33-year firefighting veteran Jack Rowley saw normalcy bias play out on a regular basis at bars in Columbus, Ohio. Fires were surprisingly common at bars on Saturday nights and whenever Rrowley showed up, he’d see smoke quickly filling up the establishment. But instead of mayhem, he’d find folks just sitting at the bar “nursing their beers.” He’d ask them to evacuate and the customers would say, “No, we’ll be just fine.”
Speaking of the real sheepdogs, Wyoming sheep rancher and writer Cat Urbigkit is in the middle of lambing season, and her livestock guardian dogs are earning their keep. (That is one of her book covers up above.)

July 24, 2011

Blog Stew with Ticking Sheep

• Using sheep as tick bait in Scotland, partly to preserve the traditions of the Glorious Twelfth.

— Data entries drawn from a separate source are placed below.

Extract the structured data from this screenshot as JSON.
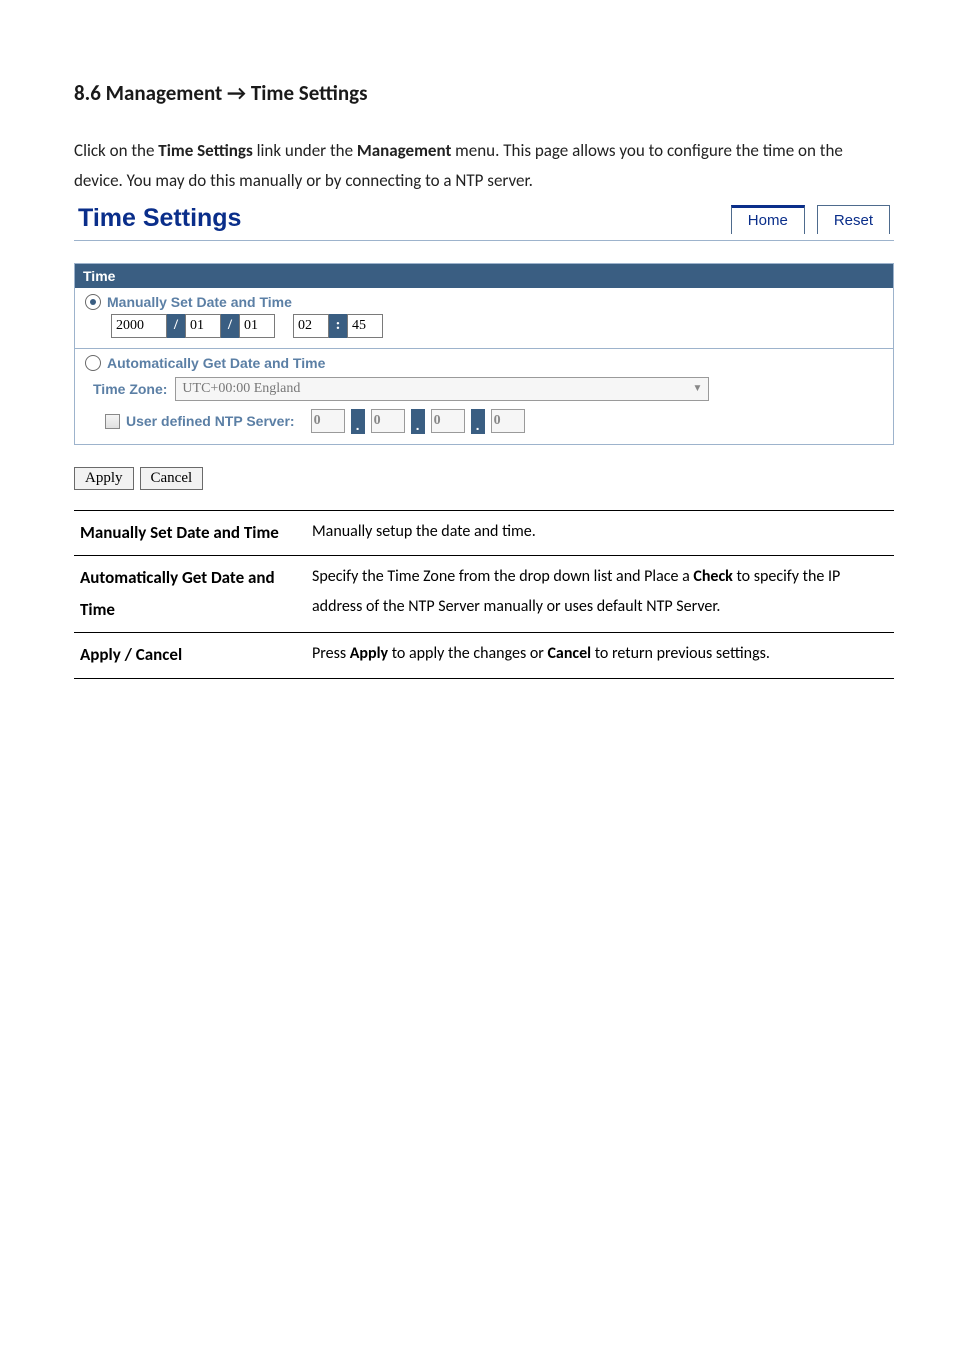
{
  "heading": "8.6 Management → Time Settings",
  "intro": {
    "t1": "Click on the ",
    "b1": "Time Settings",
    "t2": " link under the ",
    "b2": "Management",
    "t3": " menu. This page allows you to configure the time on the device. You may do this manually or by connecting to a NTP server."
  },
  "panel": {
    "title": "Time Settings",
    "tabs": {
      "home": "Home",
      "reset": "Reset"
    },
    "section_header": "Time",
    "manual": {
      "label": "Manually Set Date and Time",
      "year": "2000",
      "month": "01",
      "day": "01",
      "hour": "02",
      "minute": "45"
    },
    "auto": {
      "label": "Automatically Get Date and Time",
      "tz_label": "Time Zone:",
      "tz_value": "UTC+00:00 England",
      "ntp_label": "User defined NTP Server:",
      "ip": {
        "a": "0",
        "b": "0",
        "c": "0",
        "d": "0"
      }
    },
    "buttons": {
      "apply": "Apply",
      "cancel": "Cancel"
    }
  },
  "desc": {
    "r1_label": "Manually Set Date and Time",
    "r1_text": "Manually setup the date and time.",
    "r2_label": "Automatically Get Date and Time",
    "r2_t1": "Specify the Time Zone from the drop down list and Place a ",
    "r2_b1": "Check",
    "r2_t2": " to specify the IP address of the NTP Server manually or uses default NTP Server.",
    "r3_label": "Apply / Cancel",
    "r3_t1": "Press ",
    "r3_b1": "Apply",
    "r3_t2": " to apply the changes or ",
    "r3_b2": "Cancel",
    "r3_t3": " to return previous settings."
  }
}
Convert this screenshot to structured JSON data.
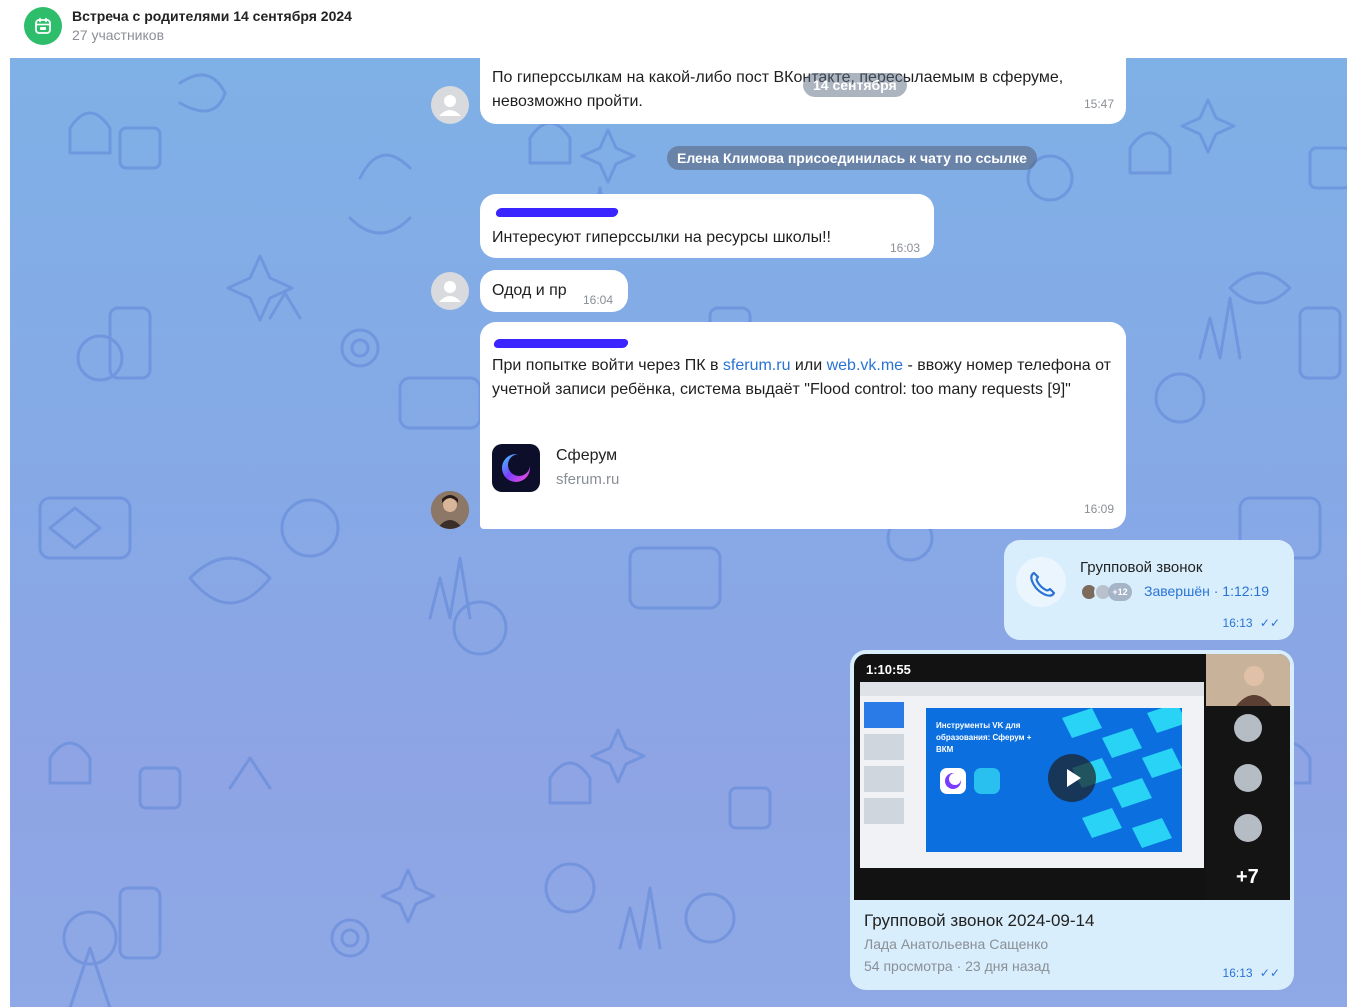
{
  "header": {
    "title": "Встреча с родителями 14 сентября 2024",
    "subtitle": "27 участников"
  },
  "date_pill": "14 сентября",
  "messages": {
    "m1": {
      "text": "По гиперссылкам на какой-либо пост ВКонтакте, пересылаемым в сферуме, невозможно пройти.",
      "time": "15:47"
    },
    "system": "Елена Климова присоединилась к чату по ссылке",
    "m2": {
      "text": "Интересуют гиперссылки на ресурсы школы!!",
      "time": "16:03"
    },
    "m3": {
      "text": "Одод и пр",
      "time": "16:04"
    },
    "m4": {
      "text_before": "При попытке войти через ПК в ",
      "link1": "sferum.ru",
      "text_mid": " или ",
      "link2": "web.vk.me",
      "text_after": " - ввожу номер телефона от учетной записи ребёнка, система выдаёт \"Flood control: too many requests [9]\"",
      "preview_title": "Сферум",
      "preview_domain": "sferum.ru",
      "time": "16:09"
    }
  },
  "call": {
    "title": "Групповой звонок",
    "extra_count": "+12",
    "status": "Завершён · 1:12:19",
    "time": "16:13"
  },
  "video": {
    "duration": "1:10:55",
    "slide_heading": "Инструменты VK для образования: Сферум + ВКМ",
    "more_participants": "+7",
    "title": "Групповой звонок 2024-09-14",
    "author": "Лада Анатольевна Сащенко",
    "stats": "54 просмотра · 23 дня назад",
    "time": "16:13"
  },
  "colors": {
    "accent": "#2a73d6",
    "chat_bg": "#86a9e6",
    "own_bubble": "#d8eefc",
    "header_icon": "#2ebd6b"
  }
}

Clever, but probably would not work in North America.

• What the American Kennel Club has in common with the Roman Catholic Church—and not in a good way.

• A National Park Service ranger (you know, the helpful ones) goes all "respect my authoritah" on a middle-aged female tourist. Sounds like NPS vehicles should have those helpful dashboard video cameras, like in Canton, Ohio.

April 05, 2008

Stone Men

Archaeologist Anthony Swenson expounds reasonably on sheepherder's cairns. (Scroll to the bottom.) I had not heard the term Stone Johnnies before.

My father spent part of his Forest Service career riding the sheep range of the San Juan Mountains in SW Colorado, which is why if you asked him to say something in Spanish, he would reply,"¿Cuántas borregas tiene?"

He always offered the explanation, "They built them to have something to do."

The navigational-marker explanation makes sense in open country, but I have also seen the cairns in high mountain valleys where a person could not easily get lost without going over a ridge.

Of course, if you ask the modern-day shepherd why that cairn is there, he'll likely shrug and say 'don't know', but even if he doesn't know who built it or why, he still knows it's on the next ridge north of his camp. Thus, they continue to serve as landmarks, even if those who employ them as such have forgotten that they were built for that purpose. Which, when you think about it, is fairly delightful. How many man-made objects can you think of that continue to perform their intended function long after we've forgotten what that function was?

November 13, 2005

Fleeced - 2

(Note that this story, blogged earlier, happened in Wales.)

Here is another story out of Wales, about a teacher whose pupils knew more than she did. It's the one under the headline "Unknown Knowns."

It helps if you realize that Leeds is an northern English industrial city, whereas north Wales has been sheep country since there were sheep. All the jokes that Coloradans tell about Wyoming ("Wyoming: Where men are men, and sheep are nervous") were probably told about north Wales in 4th-century P-Celtic dialects.

November 12, 2005

Fleeced

A living-history show on the British Broadcasting Corp. had participants living like 17th-century farmers.

Sitting here in a cool house in a synthetic fleece sweater, I read this, one of several bits of wisdom that the time-travelers learned:

Dress for practicalities. Today fashion and social convention dictate our wardrobes. While polar fleeces and high-performance tramping boots may be all the rage when going rural, the wardrobe of 400 years ago proved more comfortable. "While the crew shivered in their modern garb, we never felt the cold in just two layers - a linen shirt and woollen doublet," says archaeologist Alex Langlands. Breeches meant no wet and muddy trouser legs, and staying covered up - rather than stripping off in the heat - prevented bites, stings, sunburn and scratches.